[Required action]
Every line in the listing below that holds the word "CHÁY" should be returned.

[Supplied entries]
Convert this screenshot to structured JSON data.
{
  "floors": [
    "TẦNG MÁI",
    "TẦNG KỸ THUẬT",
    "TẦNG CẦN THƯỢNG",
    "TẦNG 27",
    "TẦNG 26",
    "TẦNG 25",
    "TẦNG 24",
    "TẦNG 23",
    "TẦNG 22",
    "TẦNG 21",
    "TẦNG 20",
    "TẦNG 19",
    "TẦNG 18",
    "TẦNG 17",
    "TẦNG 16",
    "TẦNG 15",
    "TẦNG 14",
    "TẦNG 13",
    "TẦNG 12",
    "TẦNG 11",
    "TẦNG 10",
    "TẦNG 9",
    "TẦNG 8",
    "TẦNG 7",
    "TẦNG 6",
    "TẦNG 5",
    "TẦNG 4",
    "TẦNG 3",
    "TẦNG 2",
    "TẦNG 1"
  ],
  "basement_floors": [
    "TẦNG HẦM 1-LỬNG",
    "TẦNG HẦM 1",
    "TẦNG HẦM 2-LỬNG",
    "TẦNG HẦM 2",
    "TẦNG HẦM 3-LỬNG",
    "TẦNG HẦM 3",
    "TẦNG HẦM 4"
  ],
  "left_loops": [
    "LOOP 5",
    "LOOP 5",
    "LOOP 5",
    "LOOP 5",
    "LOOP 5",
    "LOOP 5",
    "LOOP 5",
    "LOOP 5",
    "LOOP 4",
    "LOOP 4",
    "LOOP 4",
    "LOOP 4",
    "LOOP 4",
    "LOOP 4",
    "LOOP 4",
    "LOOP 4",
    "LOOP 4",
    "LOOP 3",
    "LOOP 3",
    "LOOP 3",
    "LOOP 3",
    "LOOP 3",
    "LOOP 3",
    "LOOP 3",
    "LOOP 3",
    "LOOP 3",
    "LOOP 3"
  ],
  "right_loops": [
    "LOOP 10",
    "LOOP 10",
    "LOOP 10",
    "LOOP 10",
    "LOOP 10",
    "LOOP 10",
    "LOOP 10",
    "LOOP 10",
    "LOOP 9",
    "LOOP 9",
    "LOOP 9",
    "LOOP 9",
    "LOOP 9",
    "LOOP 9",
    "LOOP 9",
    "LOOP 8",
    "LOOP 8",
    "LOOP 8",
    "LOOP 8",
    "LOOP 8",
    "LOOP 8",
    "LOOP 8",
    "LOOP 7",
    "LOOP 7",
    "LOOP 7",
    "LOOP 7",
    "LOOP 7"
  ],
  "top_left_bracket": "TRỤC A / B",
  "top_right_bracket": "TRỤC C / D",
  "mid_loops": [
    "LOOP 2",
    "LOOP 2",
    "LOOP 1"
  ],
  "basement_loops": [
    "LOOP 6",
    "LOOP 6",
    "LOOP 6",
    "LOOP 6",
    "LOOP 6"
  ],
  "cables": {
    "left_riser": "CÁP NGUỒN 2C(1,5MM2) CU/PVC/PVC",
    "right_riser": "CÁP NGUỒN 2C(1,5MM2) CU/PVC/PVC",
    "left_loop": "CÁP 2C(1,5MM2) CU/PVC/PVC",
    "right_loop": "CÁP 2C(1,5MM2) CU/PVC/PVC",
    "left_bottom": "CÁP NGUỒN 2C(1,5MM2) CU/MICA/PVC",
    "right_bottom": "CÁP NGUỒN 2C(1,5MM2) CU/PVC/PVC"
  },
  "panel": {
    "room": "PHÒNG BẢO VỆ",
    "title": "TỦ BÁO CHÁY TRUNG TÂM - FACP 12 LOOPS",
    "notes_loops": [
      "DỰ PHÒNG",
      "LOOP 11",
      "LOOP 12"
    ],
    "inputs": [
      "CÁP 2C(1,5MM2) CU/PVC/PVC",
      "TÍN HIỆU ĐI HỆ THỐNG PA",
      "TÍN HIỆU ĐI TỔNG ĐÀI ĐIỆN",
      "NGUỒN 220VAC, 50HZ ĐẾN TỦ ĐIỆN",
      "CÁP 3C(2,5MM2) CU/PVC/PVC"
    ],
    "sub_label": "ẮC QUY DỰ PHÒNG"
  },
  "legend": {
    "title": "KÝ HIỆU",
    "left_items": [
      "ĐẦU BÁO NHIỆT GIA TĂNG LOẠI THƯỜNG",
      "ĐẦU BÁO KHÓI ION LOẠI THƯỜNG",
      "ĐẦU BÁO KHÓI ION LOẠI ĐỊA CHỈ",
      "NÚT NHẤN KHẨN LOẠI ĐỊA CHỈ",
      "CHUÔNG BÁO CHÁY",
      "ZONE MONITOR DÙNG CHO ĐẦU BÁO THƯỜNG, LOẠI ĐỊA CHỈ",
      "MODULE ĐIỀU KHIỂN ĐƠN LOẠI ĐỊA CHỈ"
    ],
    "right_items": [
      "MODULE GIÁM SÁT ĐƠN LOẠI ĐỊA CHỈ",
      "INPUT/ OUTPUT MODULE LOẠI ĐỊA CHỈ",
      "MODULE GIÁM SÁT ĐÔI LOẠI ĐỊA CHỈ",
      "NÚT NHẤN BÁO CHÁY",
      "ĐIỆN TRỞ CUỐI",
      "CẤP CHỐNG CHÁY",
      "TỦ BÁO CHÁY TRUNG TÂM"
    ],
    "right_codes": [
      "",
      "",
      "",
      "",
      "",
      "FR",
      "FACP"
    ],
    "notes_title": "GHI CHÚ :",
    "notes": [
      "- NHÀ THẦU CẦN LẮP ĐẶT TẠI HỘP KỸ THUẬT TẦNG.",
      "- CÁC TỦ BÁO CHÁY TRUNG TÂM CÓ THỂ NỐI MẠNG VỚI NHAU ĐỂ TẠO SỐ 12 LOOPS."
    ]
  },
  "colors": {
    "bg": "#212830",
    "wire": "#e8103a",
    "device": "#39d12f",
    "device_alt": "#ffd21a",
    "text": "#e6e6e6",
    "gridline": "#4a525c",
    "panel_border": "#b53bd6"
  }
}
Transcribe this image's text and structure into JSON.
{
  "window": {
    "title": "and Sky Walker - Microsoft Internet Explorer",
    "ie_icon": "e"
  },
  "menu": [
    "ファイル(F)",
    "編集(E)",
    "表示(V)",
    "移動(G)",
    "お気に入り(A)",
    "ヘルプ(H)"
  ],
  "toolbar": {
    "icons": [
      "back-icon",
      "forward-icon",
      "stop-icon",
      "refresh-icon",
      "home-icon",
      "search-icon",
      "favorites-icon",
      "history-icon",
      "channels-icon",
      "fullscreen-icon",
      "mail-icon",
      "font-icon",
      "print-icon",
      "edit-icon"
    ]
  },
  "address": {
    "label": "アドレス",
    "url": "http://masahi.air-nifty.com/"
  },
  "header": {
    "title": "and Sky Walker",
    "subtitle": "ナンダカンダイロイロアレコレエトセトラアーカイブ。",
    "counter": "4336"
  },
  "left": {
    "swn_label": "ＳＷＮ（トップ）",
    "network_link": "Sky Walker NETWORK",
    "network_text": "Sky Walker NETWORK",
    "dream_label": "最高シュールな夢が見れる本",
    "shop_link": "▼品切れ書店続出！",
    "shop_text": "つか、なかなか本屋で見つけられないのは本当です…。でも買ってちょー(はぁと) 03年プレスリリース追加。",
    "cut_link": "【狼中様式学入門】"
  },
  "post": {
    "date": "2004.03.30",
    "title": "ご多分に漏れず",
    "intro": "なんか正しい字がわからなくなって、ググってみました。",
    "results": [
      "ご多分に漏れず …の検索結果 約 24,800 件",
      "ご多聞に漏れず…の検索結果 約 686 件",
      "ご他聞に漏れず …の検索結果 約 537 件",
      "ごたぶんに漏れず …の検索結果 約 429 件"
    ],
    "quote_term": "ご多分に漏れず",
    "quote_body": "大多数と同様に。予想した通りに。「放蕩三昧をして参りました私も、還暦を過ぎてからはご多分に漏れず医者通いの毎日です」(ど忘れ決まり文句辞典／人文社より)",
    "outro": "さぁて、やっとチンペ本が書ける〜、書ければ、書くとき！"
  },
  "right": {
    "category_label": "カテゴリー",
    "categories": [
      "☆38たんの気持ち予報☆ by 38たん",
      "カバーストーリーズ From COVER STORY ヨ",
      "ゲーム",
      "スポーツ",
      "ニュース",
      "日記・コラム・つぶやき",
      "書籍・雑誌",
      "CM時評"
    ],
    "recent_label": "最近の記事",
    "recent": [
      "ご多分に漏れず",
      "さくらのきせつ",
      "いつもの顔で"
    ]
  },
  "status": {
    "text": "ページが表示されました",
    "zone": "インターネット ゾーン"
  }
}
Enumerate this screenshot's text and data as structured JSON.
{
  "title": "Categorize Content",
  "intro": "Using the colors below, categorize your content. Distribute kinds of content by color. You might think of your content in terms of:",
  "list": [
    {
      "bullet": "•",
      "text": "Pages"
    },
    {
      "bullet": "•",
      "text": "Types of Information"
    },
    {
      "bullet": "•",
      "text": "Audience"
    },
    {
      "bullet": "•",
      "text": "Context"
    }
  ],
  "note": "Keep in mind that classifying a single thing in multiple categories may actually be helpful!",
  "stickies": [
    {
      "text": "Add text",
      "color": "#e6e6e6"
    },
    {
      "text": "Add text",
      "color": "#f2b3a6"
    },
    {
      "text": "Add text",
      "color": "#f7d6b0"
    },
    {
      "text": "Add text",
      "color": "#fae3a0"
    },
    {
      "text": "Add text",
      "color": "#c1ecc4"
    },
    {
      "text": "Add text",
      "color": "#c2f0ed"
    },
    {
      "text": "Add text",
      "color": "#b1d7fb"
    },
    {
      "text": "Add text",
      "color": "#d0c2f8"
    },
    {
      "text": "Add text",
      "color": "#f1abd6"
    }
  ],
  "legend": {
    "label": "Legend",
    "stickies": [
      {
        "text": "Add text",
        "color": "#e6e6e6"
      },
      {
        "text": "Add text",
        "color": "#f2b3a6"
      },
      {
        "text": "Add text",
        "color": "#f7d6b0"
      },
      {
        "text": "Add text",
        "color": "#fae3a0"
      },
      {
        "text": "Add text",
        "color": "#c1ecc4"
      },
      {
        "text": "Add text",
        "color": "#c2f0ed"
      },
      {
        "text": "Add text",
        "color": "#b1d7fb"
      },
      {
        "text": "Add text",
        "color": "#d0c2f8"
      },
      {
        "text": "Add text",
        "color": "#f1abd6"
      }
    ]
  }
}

[Answer to this exercise]
    "title": "TỦ BÁO CHÁY TRUNG TÂM - FACP 12 LOOPS",
      "CHUÔNG BÁO CHÁY",
      "NÚT NHẤN BÁO CHÁY",
      "CẤP CHỐNG CHÁY",
      "TỦ BÁO CHÁY TRUNG TÂM"
      "- CÁC TỦ BÁO CHÁY TRUNG TÂM CÓ THỂ NỐI MẠNG VỚI NHAU ĐỂ TẠO SỐ 12 LOOPS."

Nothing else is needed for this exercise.